Fuck: Needless to say I love this word, especially when used as an action verb, but when you use it too much, especially as an interjection, it eventually loses its impact. Former students will you tell that one of their highlights of the Craigers experience was to have me demonstrate Craig’s first rule of grammar (“It is not the word itself but its syntactic use in the sentence that determines a word’s part of speech”) by using the “f word” as every part of speech except a conjunction or a preposition (that would be plain ass funky!) Truth be told, “fuck” is a much better as an amplifier than “very” is, but don’t overdo it:
“I love you.”
“How much so, my darling?”
“So fucking much!”
Which brings me to my last word….

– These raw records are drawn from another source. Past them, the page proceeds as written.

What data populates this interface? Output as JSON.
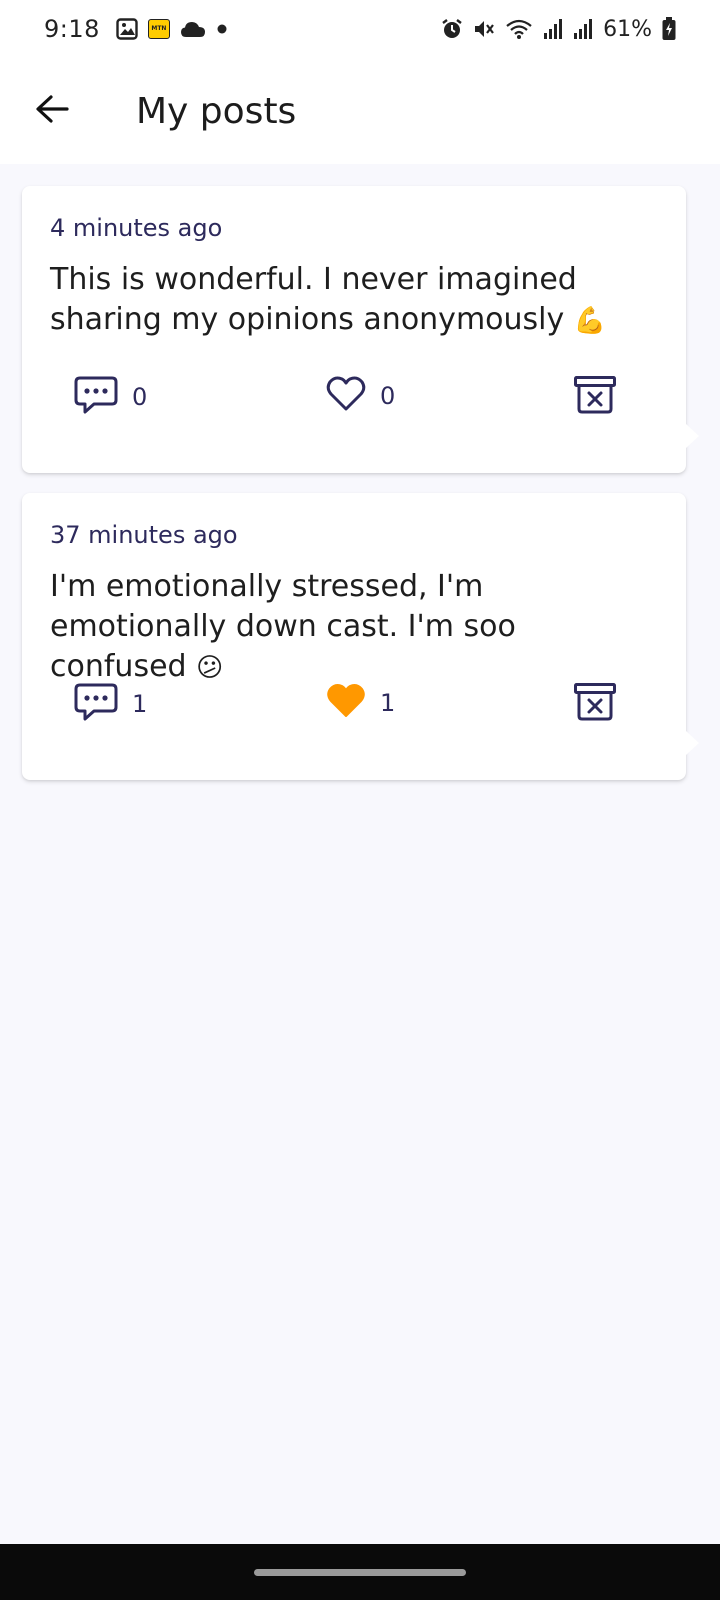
{
  "status_bar": {
    "time": "9:18",
    "battery": "61%",
    "icons": [
      "gallery-icon",
      "mtn-icon",
      "cloud-icon",
      "dot-icon",
      "alarm-icon",
      "mute-icon",
      "wifi-icon",
      "signal-icon",
      "signal-icon",
      "battery-icon"
    ]
  },
  "header": {
    "title": "My posts",
    "back_icon": "arrow-left-icon"
  },
  "colors": {
    "accent": "#2d2a5c",
    "liked": "#ff9800",
    "background": "#f8f8fd"
  },
  "posts": [
    {
      "time": "4 minutes ago",
      "text": "This is wonderful. I never imagined sharing my opinions anonymously",
      "emoji": "💪",
      "comments": "0",
      "likes": "0",
      "liked": false
    },
    {
      "time": "37 minutes ago",
      "text": "I'm emotionally stressed, I'm emotionally down cast. I'm soo confused",
      "emoji": "😕",
      "comments": "1",
      "likes": "1",
      "liked": true
    }
  ]
}
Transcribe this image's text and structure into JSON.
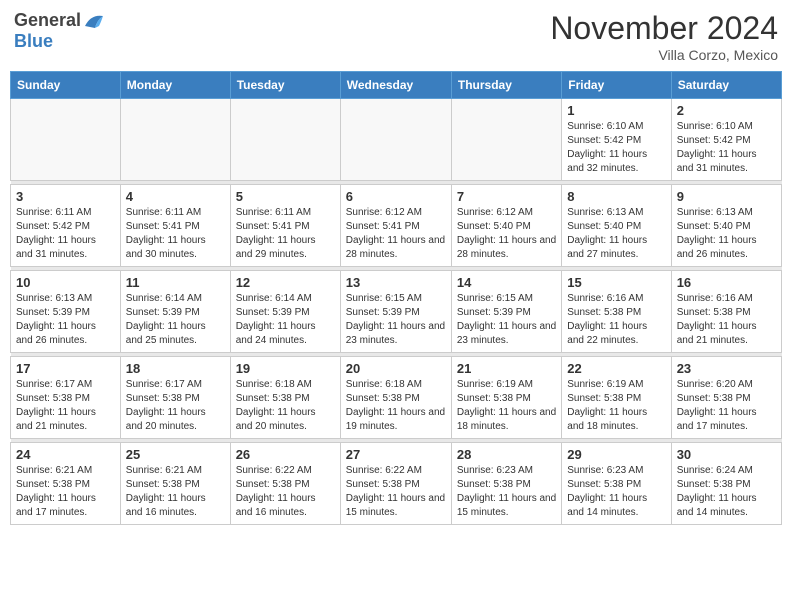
{
  "header": {
    "logo_general": "General",
    "logo_blue": "Blue",
    "month": "November 2024",
    "location": "Villa Corzo, Mexico"
  },
  "days_of_week": [
    "Sunday",
    "Monday",
    "Tuesday",
    "Wednesday",
    "Thursday",
    "Friday",
    "Saturday"
  ],
  "weeks": [
    [
      {
        "day": "",
        "info": ""
      },
      {
        "day": "",
        "info": ""
      },
      {
        "day": "",
        "info": ""
      },
      {
        "day": "",
        "info": ""
      },
      {
        "day": "",
        "info": ""
      },
      {
        "day": "1",
        "info": "Sunrise: 6:10 AM\nSunset: 5:42 PM\nDaylight: 11 hours and 32 minutes."
      },
      {
        "day": "2",
        "info": "Sunrise: 6:10 AM\nSunset: 5:42 PM\nDaylight: 11 hours and 31 minutes."
      }
    ],
    [
      {
        "day": "3",
        "info": "Sunrise: 6:11 AM\nSunset: 5:42 PM\nDaylight: 11 hours and 31 minutes."
      },
      {
        "day": "4",
        "info": "Sunrise: 6:11 AM\nSunset: 5:41 PM\nDaylight: 11 hours and 30 minutes."
      },
      {
        "day": "5",
        "info": "Sunrise: 6:11 AM\nSunset: 5:41 PM\nDaylight: 11 hours and 29 minutes."
      },
      {
        "day": "6",
        "info": "Sunrise: 6:12 AM\nSunset: 5:41 PM\nDaylight: 11 hours and 28 minutes."
      },
      {
        "day": "7",
        "info": "Sunrise: 6:12 AM\nSunset: 5:40 PM\nDaylight: 11 hours and 28 minutes."
      },
      {
        "day": "8",
        "info": "Sunrise: 6:13 AM\nSunset: 5:40 PM\nDaylight: 11 hours and 27 minutes."
      },
      {
        "day": "9",
        "info": "Sunrise: 6:13 AM\nSunset: 5:40 PM\nDaylight: 11 hours and 26 minutes."
      }
    ],
    [
      {
        "day": "10",
        "info": "Sunrise: 6:13 AM\nSunset: 5:39 PM\nDaylight: 11 hours and 26 minutes."
      },
      {
        "day": "11",
        "info": "Sunrise: 6:14 AM\nSunset: 5:39 PM\nDaylight: 11 hours and 25 minutes."
      },
      {
        "day": "12",
        "info": "Sunrise: 6:14 AM\nSunset: 5:39 PM\nDaylight: 11 hours and 24 minutes."
      },
      {
        "day": "13",
        "info": "Sunrise: 6:15 AM\nSunset: 5:39 PM\nDaylight: 11 hours and 23 minutes."
      },
      {
        "day": "14",
        "info": "Sunrise: 6:15 AM\nSunset: 5:39 PM\nDaylight: 11 hours and 23 minutes."
      },
      {
        "day": "15",
        "info": "Sunrise: 6:16 AM\nSunset: 5:38 PM\nDaylight: 11 hours and 22 minutes."
      },
      {
        "day": "16",
        "info": "Sunrise: 6:16 AM\nSunset: 5:38 PM\nDaylight: 11 hours and 21 minutes."
      }
    ],
    [
      {
        "day": "17",
        "info": "Sunrise: 6:17 AM\nSunset: 5:38 PM\nDaylight: 11 hours and 21 minutes."
      },
      {
        "day": "18",
        "info": "Sunrise: 6:17 AM\nSunset: 5:38 PM\nDaylight: 11 hours and 20 minutes."
      },
      {
        "day": "19",
        "info": "Sunrise: 6:18 AM\nSunset: 5:38 PM\nDaylight: 11 hours and 20 minutes."
      },
      {
        "day": "20",
        "info": "Sunrise: 6:18 AM\nSunset: 5:38 PM\nDaylight: 11 hours and 19 minutes."
      },
      {
        "day": "21",
        "info": "Sunrise: 6:19 AM\nSunset: 5:38 PM\nDaylight: 11 hours and 18 minutes."
      },
      {
        "day": "22",
        "info": "Sunrise: 6:19 AM\nSunset: 5:38 PM\nDaylight: 11 hours and 18 minutes."
      },
      {
        "day": "23",
        "info": "Sunrise: 6:20 AM\nSunset: 5:38 PM\nDaylight: 11 hours and 17 minutes."
      }
    ],
    [
      {
        "day": "24",
        "info": "Sunrise: 6:21 AM\nSunset: 5:38 PM\nDaylight: 11 hours and 17 minutes."
      },
      {
        "day": "25",
        "info": "Sunrise: 6:21 AM\nSunset: 5:38 PM\nDaylight: 11 hours and 16 minutes."
      },
      {
        "day": "26",
        "info": "Sunrise: 6:22 AM\nSunset: 5:38 PM\nDaylight: 11 hours and 16 minutes."
      },
      {
        "day": "27",
        "info": "Sunrise: 6:22 AM\nSunset: 5:38 PM\nDaylight: 11 hours and 15 minutes."
      },
      {
        "day": "28",
        "info": "Sunrise: 6:23 AM\nSunset: 5:38 PM\nDaylight: 11 hours and 15 minutes."
      },
      {
        "day": "29",
        "info": "Sunrise: 6:23 AM\nSunset: 5:38 PM\nDaylight: 11 hours and 14 minutes."
      },
      {
        "day": "30",
        "info": "Sunrise: 6:24 AM\nSunset: 5:38 PM\nDaylight: 11 hours and 14 minutes."
      }
    ]
  ]
}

Love: Like “fuck”, “love” is beautiful and saucy, but it loses its luster when overused. It’s emotional impact is best served by being reserved for a precious few. Let me give you an example. Years ago, an ex of mine was decorating our house for Christmas. As she pulled out her treasured assortment of family heirlooms and long-standing traditions, she held up a pure white Santa Claus that looked like a 1970’s albino pimp. “I just love this Santa Claus,” she said.

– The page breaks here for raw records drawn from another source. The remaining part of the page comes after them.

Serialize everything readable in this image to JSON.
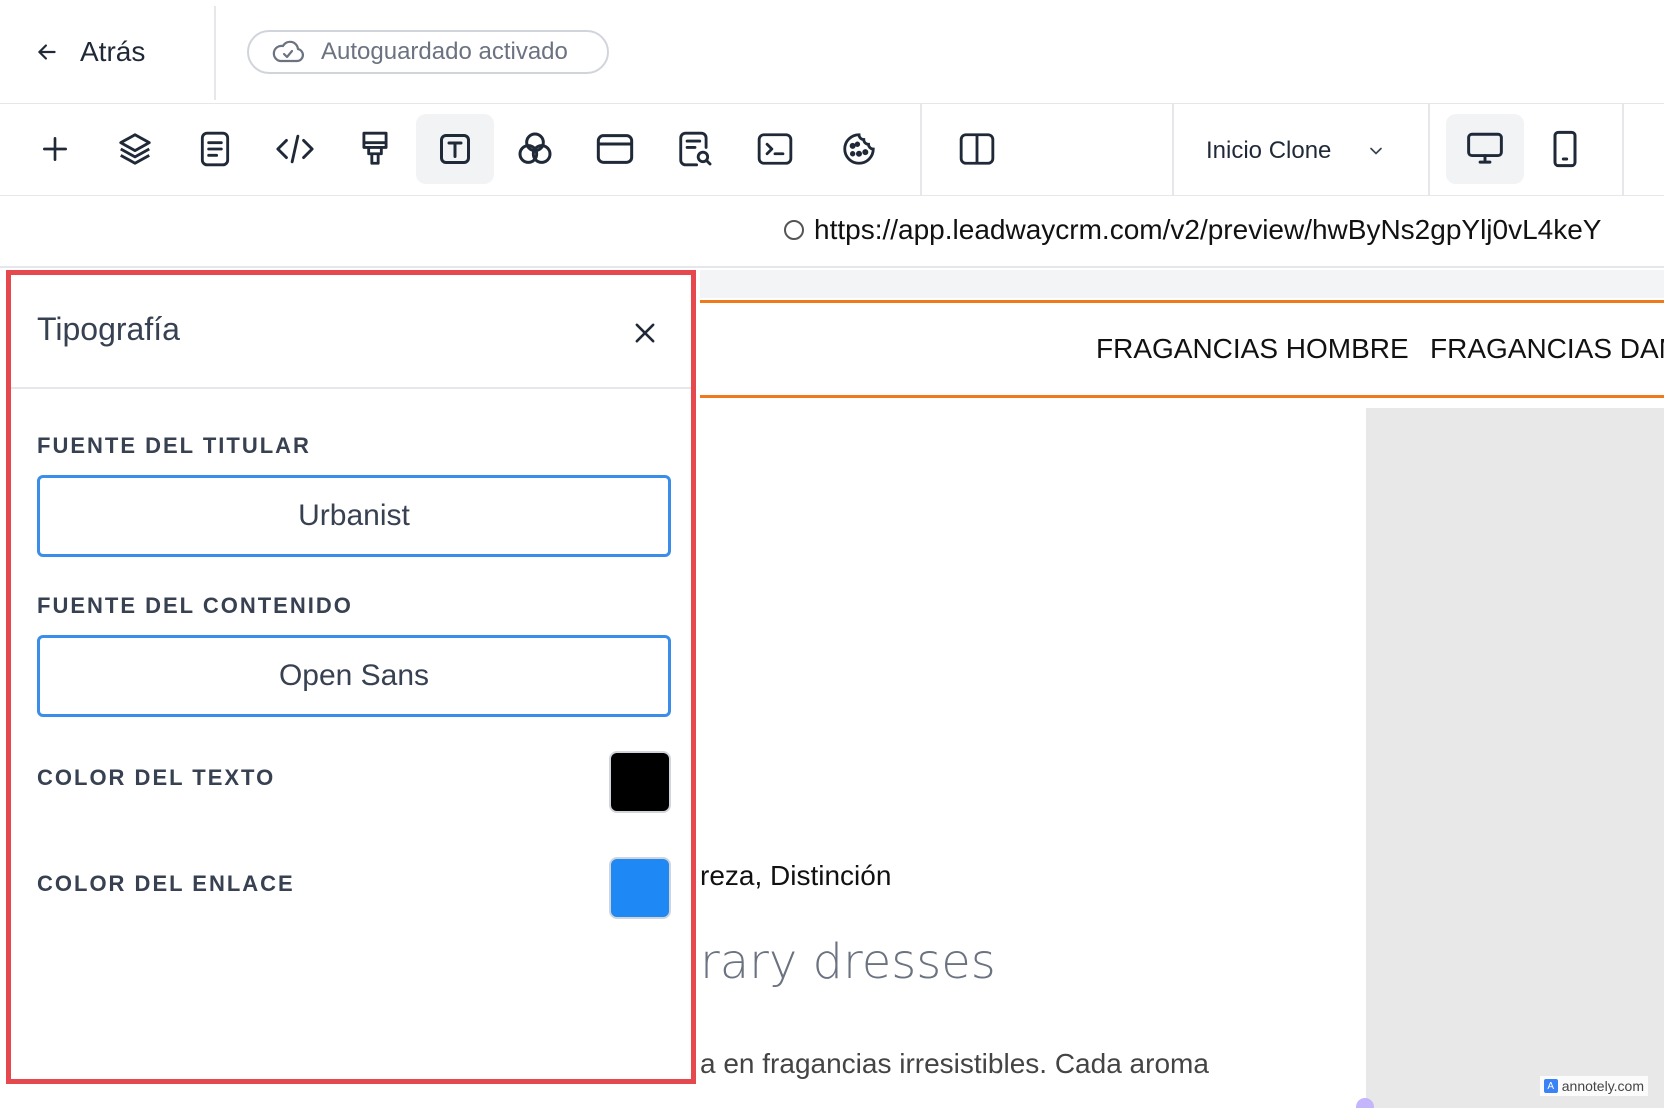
{
  "header": {
    "back_label": "Atrás",
    "autosave_label": "Autoguardado activado"
  },
  "toolbar": {
    "tools": [
      {
        "icon": "plus-icon"
      },
      {
        "icon": "layers-icon"
      },
      {
        "icon": "document-icon"
      },
      {
        "icon": "code-icon"
      },
      {
        "icon": "paint-brush-icon"
      },
      {
        "icon": "typography-icon",
        "active": true
      },
      {
        "icon": "color-circles-icon"
      },
      {
        "icon": "browser-window-icon"
      },
      {
        "icon": "seo-search-icon"
      },
      {
        "icon": "terminal-icon"
      },
      {
        "icon": "cookie-icon"
      },
      {
        "icon": "split-view-icon"
      },
      {
        "icon": "desktop-icon",
        "active": true
      },
      {
        "icon": "mobile-icon"
      }
    ],
    "page_select": "Inicio Clone"
  },
  "url_bar": {
    "url": "https://app.leadwaycrm.com/v2/preview/hwByNs2gpYlj0vL4keY"
  },
  "preview": {
    "nav_items": [
      "FRAGANCIAS HOMBRE",
      "FRAGANCIAS DAM"
    ],
    "tagline": "reza, Distinción",
    "heading": "rary dresses",
    "body": "a en fragancias irresistibles. Cada aroma",
    "watermark": "annotely.com"
  },
  "typography_panel": {
    "title": "Tipografía",
    "headline_font_label": "FUENTE DEL TITULAR",
    "headline_font": "Urbanist",
    "content_font_label": "FUENTE DEL CONTENIDO",
    "content_font": "Open Sans",
    "text_color_label": "COLOR DEL TEXTO",
    "text_color": "#000000",
    "link_color_label": "COLOR DEL ENLACE",
    "link_color": "#1e88f5"
  },
  "colors": {
    "highlight_border": "#e5484d",
    "accent_orange": "#f07a1a",
    "input_border": "#3b8ee8"
  }
}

“Wait, you haven’t even told me you love me yet,” I protested.
She moved out a week later, taking the Santa but leaving my broken heart behind.
Love is a precious, momentous emotion that we are fortunate to experience in bursts of joy throughout our lifetime. Don’t go sprinkling that word around, spreading your seed over a vast field of undeserving recipients.
In other words, don’t be a love slut.
Steven Craig is the author of the best-selling novel WAITING FOR TODAY, as well as numerous published poems, short stories, and dramatic works. Read his blog TRUTH: in 1000 words or less every TUESDAY and FRIDAY at www.waitingfortoday.com